  • Set an example: Policymakers are going to be looking to see how top companies and brands address cybersecurity threats and those who have a clear, solid security program will be held up as examples for others, and our nation, to follow. Smart technology companies that create cybersecurity best practices and publicly advocate for them will be looked to for leadership. And, customers looking to place their data in safe hands will take notice of those who lead by example.
  • Join the conversation: Even though policymakers won’t officially get down to business until early next year, that doesn’t mean policies are not being set in motion. Ensure that the cybersecurity and policy experts from your company are taking part in conversations, at events, in the press and on social media, to lay the groundwork for tomorrow’s cybersecurity agenda.
  • Be prepared: Even technology companies who are not inclined to get out in front of issues publicly should be ready to act if Congress or a regulatory agency starts to move on cybersecurity issues that could affect how they conduct business. And if your company is called to testify in a hearing, you want to be fully prepared and confident in your testimony, not scrambling to put together the right talking points. In the event that legislation is introduced or a new rule is announced, companies should have a cybersecurity advocacy framework in place that allows them to quickly join the conversation and avoid being left behind.
  • Advocate for the future: Many of our nation’s cybersecurity woes come as a result of technology outpacing policymakers. And when lawmakers are forced to play catch-up, as we assume they will in the coming months and years, they can sometimes create impractical or even burdensome policies in the absence of expert insight and guidance. Technology companies have a unique insight into where we’re heading, and with things like driverless cars and artificial intelligence right on the edge of taking off, companies can help elected officials create policies that keep us safe without sacrificing the pace of innovation.




When lawmakers return to Washington in January, cybersecurity concerns will undoubtedly be top of mind thanks to this election cycle. For lawmakers, this should serve as a wakeup call that these threats have real national security implications and that we choose to ignore them at our own peril.

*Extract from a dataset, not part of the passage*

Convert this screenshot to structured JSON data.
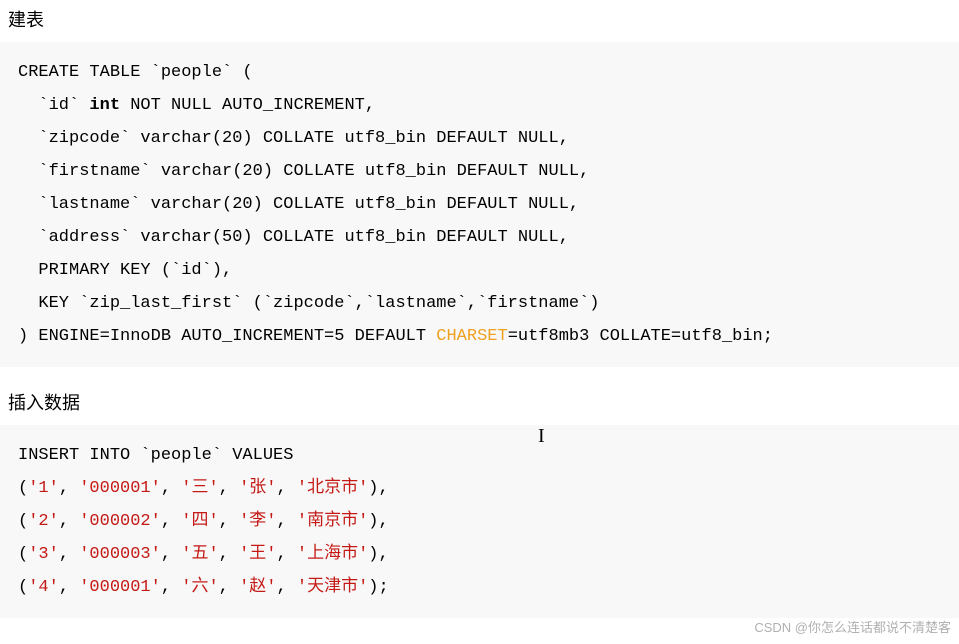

Technology companies face an opportunity and a challenge—their voices will be needed more than ever before, but they will also face new levels of scrutiny. Smart companies who want to help guide this conversation should begin to lay the groundwork today.